Two Ninas (1999) / Romantic Comedy
MPAA Rated: R for language
Running Time: 88 min.
Cast: Ron Livingston, Bray Poor, Cara Buono, Amanda Peet, Jill Hennessy, John Rothman
Director: Neil Turitz
Screenplay: Neil Turitz
Review published January 30, 2003
Dating two great women at once would sound like every man's dream, but the reality of it can be an excruciating experience when you have to choose between them. What's worse is when you find yourself in love with both, and you know if they ever find out that you are a two-timer, you will end up with neither.
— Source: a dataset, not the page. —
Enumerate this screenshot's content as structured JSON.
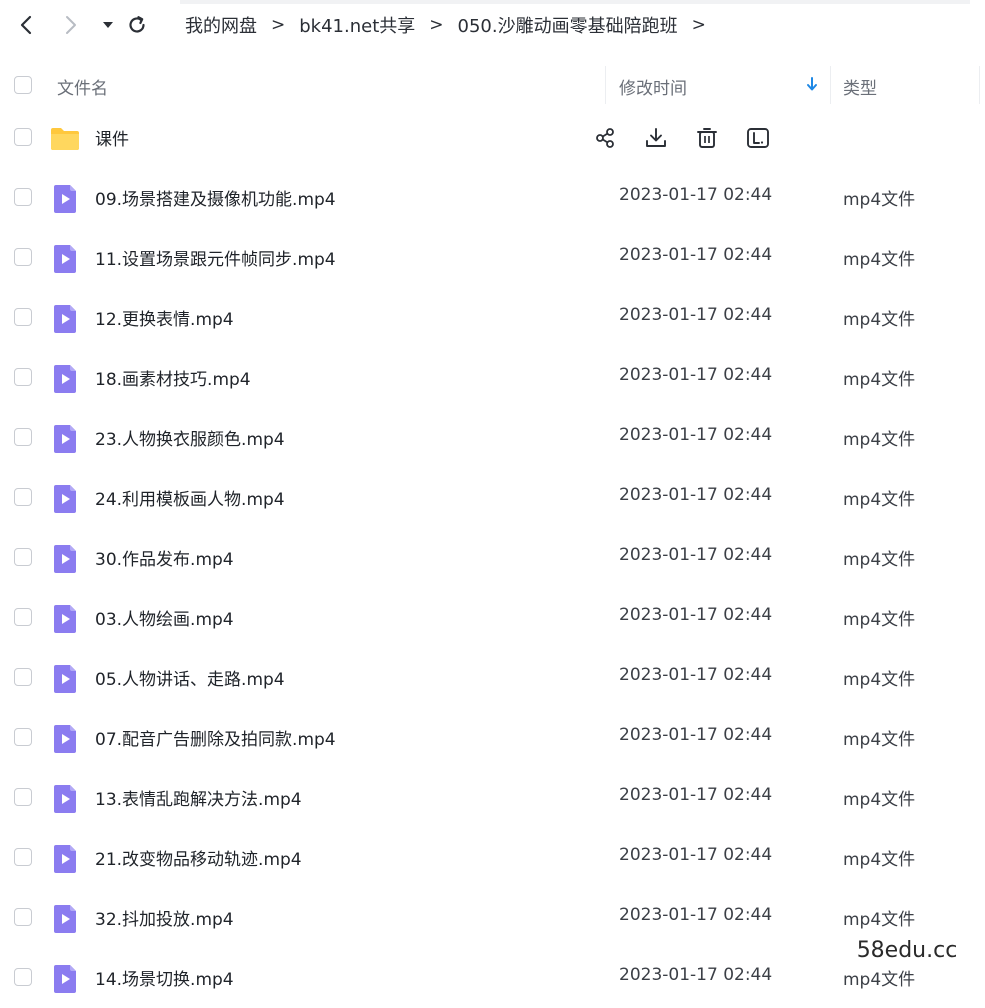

This is the scenario as presented in first-time writer/director Neil Turitz movie, TWO NINAS. Ron Livingston (OFFICE SPACE, SWINGERS) stars as Marty Sachs, a down-and-out loser without much of a dating life who confronts such a dilemma when he meets two different women, both named Nina, and who strikes up hot and heavy romances with both of them. Marty wants to do the right thing, but never thought he's find Ms. Right, much less two, and as the relationships get more serious, complications ensue when he has to make a final decision.
Turitz shows some occasional spark in the dialogue, even if the overall plot is tired, and most of the points scored comes from the insights which surface from time to time. The downside comes from the low-budget look of the lighting and the rather amateurish soundtrack, as well as some curious motivations of the characters. Bray Poor plays Marty's best bud, Dave, who plays the narrator of the film, with the strange habit of only smoking freshly-lit cigarettes in every scene. Although it's unintentional, Marty would almost be seen as a borderline alcoholic if you observe how much he drinks in this film, starting off in a party where he does nothing but hang out at the bar, and luckily for him he meets the first Nina, who has the same problem. For the rest of the film, it's three shots, four shots, beer, and more shots. Not that this makes the film bad, but it goes to show that this is a beginner filmmaking mistake to shoot scenes without an overall vision.
TWO NINAS delivers exactly what you'd expect from a low-budget romantic comedy, no more, no less. It's for people who have seen most of the mainstream romantic comedies out there already, and happen to be in the mood for another. To that end, the film is worthwhile as it presents an interesting dilemma, and maintains a pleasant tone throughout, without ever becoming too stupid to take seriously. What it does lack is distinction, as it's about as derivative as any, a vapid but benign viewing for people who don't mind their movies vapid but benign.
©2003 Vince Leo